::: INPUT DATA :::

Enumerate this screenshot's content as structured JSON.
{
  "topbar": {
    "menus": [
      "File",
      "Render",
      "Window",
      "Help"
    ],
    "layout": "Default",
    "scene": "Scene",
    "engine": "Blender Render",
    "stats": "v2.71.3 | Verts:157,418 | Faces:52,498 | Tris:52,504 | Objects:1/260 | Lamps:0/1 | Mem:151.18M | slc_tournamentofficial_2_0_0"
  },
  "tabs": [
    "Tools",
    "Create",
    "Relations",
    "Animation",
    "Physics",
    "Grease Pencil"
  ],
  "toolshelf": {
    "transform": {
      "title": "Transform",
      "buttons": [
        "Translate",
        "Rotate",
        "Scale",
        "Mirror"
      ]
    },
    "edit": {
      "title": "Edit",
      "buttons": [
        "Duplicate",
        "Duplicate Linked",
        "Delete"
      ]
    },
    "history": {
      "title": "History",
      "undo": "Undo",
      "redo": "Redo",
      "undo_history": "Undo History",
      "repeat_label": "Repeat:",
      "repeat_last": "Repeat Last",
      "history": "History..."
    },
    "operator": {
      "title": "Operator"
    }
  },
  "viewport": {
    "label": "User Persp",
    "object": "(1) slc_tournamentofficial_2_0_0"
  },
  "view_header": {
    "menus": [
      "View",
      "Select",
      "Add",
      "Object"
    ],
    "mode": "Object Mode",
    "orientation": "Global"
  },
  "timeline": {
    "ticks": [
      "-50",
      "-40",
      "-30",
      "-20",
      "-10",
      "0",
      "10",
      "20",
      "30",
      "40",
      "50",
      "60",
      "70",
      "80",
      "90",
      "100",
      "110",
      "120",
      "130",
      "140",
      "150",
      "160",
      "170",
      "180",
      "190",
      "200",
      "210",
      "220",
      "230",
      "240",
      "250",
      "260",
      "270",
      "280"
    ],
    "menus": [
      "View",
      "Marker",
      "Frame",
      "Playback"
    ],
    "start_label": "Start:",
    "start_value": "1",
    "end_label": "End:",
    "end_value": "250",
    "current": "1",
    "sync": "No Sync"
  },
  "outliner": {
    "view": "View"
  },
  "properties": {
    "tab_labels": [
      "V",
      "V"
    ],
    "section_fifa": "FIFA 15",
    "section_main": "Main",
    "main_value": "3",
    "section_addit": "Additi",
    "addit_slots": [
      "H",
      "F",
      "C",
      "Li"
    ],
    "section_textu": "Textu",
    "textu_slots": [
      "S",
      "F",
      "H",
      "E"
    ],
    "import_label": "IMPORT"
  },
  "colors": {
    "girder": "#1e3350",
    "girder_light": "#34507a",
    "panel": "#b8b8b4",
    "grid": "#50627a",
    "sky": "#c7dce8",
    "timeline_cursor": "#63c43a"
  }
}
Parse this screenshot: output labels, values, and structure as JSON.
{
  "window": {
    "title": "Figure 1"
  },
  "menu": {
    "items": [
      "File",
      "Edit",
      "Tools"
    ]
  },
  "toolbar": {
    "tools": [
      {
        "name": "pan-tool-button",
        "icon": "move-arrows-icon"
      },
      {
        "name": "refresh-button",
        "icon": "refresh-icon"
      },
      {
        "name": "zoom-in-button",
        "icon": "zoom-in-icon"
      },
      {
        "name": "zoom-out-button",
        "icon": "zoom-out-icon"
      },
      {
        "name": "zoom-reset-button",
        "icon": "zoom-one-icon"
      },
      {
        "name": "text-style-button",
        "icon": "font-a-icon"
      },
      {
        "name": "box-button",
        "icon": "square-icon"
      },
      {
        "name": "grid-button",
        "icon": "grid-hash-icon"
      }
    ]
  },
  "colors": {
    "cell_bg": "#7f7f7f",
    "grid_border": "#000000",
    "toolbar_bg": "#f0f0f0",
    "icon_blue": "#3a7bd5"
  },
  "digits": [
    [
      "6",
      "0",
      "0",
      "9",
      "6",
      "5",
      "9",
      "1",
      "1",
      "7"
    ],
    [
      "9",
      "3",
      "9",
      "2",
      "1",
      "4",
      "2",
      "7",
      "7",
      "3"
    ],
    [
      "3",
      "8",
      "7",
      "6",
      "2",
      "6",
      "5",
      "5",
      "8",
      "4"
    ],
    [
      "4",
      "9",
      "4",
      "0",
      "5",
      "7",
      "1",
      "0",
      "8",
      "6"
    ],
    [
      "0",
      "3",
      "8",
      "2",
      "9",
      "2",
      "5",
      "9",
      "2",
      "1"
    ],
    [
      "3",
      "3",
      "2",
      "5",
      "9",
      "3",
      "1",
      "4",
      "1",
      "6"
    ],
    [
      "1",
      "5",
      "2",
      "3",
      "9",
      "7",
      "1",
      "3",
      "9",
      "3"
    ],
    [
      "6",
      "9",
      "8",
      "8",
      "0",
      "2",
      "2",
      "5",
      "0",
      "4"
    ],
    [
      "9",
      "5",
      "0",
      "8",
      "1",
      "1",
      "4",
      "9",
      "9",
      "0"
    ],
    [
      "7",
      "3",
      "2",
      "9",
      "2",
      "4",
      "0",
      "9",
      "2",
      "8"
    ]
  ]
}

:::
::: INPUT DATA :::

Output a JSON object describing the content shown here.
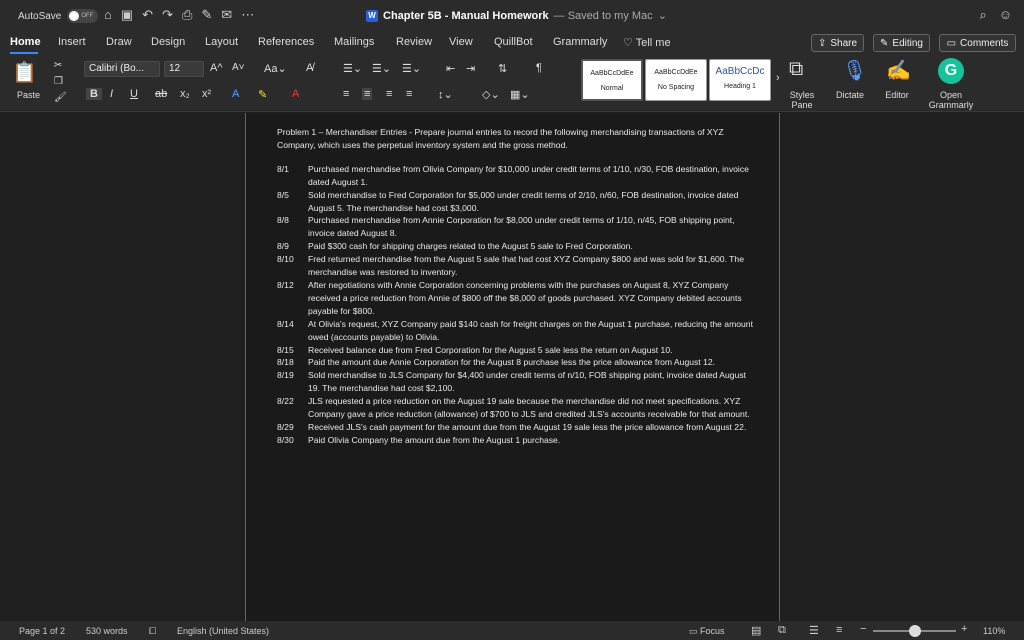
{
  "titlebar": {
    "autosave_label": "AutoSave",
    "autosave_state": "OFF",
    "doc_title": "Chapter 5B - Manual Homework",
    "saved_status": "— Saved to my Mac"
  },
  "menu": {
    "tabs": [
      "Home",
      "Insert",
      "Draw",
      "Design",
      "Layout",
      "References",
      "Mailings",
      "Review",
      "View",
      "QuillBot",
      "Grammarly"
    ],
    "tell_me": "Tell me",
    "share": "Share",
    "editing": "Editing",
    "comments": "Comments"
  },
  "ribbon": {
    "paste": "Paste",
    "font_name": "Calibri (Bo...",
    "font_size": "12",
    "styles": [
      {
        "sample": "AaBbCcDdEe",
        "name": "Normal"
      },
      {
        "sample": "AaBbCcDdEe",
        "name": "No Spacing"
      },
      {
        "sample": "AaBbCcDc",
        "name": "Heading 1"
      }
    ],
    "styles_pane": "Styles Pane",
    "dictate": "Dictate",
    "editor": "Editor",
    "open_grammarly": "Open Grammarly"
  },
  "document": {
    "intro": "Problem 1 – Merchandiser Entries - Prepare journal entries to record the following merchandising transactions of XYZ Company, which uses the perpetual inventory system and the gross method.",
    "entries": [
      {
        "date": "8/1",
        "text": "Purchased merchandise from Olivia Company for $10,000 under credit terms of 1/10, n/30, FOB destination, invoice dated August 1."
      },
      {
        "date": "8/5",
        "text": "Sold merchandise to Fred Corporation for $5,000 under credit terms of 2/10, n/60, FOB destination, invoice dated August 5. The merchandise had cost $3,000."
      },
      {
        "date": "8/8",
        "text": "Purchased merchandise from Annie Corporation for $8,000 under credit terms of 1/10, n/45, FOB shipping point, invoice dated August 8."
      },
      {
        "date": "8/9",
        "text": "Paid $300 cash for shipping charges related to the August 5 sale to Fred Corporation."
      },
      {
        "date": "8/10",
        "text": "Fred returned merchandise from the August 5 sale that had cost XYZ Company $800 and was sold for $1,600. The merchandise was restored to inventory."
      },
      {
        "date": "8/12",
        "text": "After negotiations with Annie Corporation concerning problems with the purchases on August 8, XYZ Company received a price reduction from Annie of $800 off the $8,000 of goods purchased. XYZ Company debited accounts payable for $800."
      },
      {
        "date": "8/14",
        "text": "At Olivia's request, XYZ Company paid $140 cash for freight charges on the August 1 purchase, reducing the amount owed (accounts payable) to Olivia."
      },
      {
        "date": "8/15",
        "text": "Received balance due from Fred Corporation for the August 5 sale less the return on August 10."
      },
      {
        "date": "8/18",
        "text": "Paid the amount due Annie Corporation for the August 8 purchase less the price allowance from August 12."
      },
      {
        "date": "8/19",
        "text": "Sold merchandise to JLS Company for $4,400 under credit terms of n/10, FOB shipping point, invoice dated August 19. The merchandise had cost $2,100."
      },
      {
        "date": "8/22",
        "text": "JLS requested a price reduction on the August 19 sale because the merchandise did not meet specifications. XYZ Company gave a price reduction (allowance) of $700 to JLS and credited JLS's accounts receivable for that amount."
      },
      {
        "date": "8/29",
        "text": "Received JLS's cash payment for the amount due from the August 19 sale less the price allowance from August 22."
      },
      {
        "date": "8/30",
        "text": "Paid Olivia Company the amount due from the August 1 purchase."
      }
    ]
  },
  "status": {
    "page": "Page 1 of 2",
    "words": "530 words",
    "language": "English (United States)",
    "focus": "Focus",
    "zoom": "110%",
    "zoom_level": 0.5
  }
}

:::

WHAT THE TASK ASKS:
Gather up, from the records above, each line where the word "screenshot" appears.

FINAL ANSWER:
Enumerate this screenshot's content as structured JSON.
Parse this screenshot: output labels, values, and structure as JSON.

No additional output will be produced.